* EXERCISE DESCRIPTION
Where a line of the entries holds the string "Primary", copy that line.

##### PROVIDED MATERIAL #####

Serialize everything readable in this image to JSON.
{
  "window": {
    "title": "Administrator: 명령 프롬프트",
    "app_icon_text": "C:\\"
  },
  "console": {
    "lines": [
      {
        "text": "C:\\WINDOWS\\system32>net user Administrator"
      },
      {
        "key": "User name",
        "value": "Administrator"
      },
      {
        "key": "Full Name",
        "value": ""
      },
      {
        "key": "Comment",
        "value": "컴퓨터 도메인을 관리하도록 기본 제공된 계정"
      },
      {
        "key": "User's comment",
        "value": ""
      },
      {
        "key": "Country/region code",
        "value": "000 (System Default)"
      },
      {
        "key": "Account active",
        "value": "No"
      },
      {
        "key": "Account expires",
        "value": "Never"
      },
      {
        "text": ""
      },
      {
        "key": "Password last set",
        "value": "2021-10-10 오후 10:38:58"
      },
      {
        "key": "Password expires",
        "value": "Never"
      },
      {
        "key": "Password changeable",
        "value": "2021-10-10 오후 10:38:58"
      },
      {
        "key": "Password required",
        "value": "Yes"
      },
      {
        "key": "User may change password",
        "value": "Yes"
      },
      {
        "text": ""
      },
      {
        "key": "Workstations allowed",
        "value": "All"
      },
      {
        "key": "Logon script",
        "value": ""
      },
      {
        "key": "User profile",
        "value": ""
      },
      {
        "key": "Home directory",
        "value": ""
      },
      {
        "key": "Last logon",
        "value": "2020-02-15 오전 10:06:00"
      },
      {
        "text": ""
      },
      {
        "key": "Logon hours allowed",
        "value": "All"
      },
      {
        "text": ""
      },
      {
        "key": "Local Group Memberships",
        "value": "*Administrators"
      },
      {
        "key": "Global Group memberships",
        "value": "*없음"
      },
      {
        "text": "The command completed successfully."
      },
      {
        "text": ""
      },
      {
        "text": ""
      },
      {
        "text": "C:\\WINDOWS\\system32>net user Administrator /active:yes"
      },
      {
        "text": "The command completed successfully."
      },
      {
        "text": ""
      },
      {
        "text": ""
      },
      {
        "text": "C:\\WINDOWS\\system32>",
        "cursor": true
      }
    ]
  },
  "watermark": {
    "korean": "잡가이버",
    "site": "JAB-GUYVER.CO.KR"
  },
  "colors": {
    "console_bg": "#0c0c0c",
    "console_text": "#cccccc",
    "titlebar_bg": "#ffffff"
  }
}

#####
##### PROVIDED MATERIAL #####

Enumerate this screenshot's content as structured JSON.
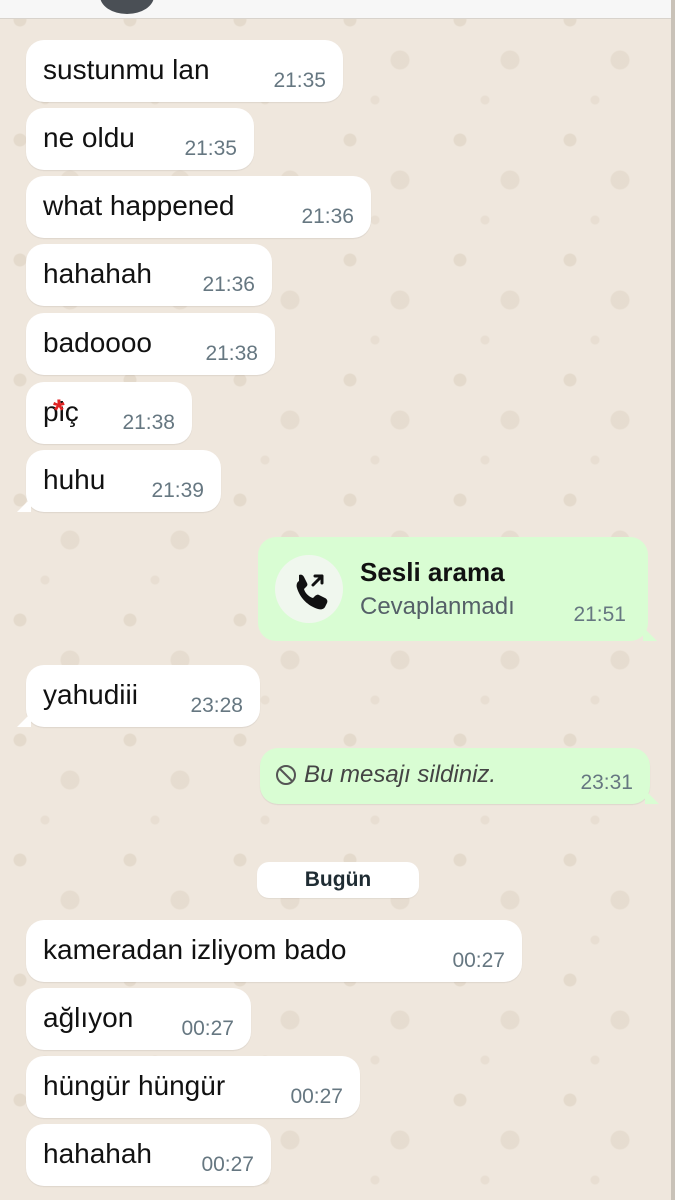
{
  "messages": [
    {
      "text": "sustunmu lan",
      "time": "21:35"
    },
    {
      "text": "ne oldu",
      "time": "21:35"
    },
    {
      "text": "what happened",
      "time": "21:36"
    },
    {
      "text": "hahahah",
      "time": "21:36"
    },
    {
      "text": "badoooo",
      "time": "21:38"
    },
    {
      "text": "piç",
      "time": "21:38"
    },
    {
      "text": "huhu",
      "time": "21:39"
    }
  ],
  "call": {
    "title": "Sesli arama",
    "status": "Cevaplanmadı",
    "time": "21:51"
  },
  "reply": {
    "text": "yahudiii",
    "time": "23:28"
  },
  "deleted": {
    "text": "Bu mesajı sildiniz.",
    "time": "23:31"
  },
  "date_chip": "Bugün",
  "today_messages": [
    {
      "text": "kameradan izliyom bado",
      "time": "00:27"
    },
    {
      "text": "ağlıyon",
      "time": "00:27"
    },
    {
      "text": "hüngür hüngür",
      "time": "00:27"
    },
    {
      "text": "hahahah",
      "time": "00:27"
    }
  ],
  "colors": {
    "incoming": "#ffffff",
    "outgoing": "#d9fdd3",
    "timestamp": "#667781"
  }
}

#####
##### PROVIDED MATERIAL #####

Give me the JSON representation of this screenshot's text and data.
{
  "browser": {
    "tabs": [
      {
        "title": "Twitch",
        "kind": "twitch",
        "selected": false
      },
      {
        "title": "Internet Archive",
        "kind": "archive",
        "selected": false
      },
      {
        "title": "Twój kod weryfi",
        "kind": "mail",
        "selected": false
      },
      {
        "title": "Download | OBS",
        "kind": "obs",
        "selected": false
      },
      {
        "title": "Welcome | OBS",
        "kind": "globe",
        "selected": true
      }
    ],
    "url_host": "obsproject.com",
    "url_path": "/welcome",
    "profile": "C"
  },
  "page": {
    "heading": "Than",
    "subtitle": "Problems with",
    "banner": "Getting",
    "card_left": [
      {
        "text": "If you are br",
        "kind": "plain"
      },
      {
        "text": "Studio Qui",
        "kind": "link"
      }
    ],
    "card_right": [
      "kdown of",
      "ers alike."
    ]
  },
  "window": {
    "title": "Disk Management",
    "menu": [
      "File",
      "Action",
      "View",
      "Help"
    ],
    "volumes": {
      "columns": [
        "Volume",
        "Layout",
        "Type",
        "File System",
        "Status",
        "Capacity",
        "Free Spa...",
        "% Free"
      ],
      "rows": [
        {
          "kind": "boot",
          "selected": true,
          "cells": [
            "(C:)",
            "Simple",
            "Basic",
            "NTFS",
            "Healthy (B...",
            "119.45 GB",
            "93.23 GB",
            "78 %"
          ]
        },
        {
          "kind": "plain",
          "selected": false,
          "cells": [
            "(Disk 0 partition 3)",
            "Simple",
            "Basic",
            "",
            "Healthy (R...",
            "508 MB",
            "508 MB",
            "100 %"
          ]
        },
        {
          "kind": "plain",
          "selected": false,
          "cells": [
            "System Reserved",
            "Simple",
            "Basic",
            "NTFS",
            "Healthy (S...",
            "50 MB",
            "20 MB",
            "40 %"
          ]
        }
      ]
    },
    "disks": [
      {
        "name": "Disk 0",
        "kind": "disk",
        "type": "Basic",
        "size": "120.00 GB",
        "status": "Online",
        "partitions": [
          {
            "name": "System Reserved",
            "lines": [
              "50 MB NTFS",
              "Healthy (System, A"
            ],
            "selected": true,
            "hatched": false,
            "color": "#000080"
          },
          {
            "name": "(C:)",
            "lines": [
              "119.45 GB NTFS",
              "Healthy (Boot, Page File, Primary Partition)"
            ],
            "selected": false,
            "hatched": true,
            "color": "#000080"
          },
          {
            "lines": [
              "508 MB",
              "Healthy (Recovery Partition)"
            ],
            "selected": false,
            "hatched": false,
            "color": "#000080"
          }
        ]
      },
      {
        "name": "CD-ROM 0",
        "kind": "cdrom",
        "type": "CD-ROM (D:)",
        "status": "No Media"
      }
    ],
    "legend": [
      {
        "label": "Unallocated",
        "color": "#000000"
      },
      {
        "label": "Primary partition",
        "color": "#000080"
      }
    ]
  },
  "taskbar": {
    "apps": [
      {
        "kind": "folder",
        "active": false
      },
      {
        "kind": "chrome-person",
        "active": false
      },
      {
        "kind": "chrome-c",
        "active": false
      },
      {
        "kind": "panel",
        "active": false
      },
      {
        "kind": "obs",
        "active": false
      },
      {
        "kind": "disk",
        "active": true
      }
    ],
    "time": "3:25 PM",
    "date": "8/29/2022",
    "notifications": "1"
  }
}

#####

* ANSWER BOX
              "Healthy (Boot, Page File, Primary Partition)"
        "label": "Primary partition",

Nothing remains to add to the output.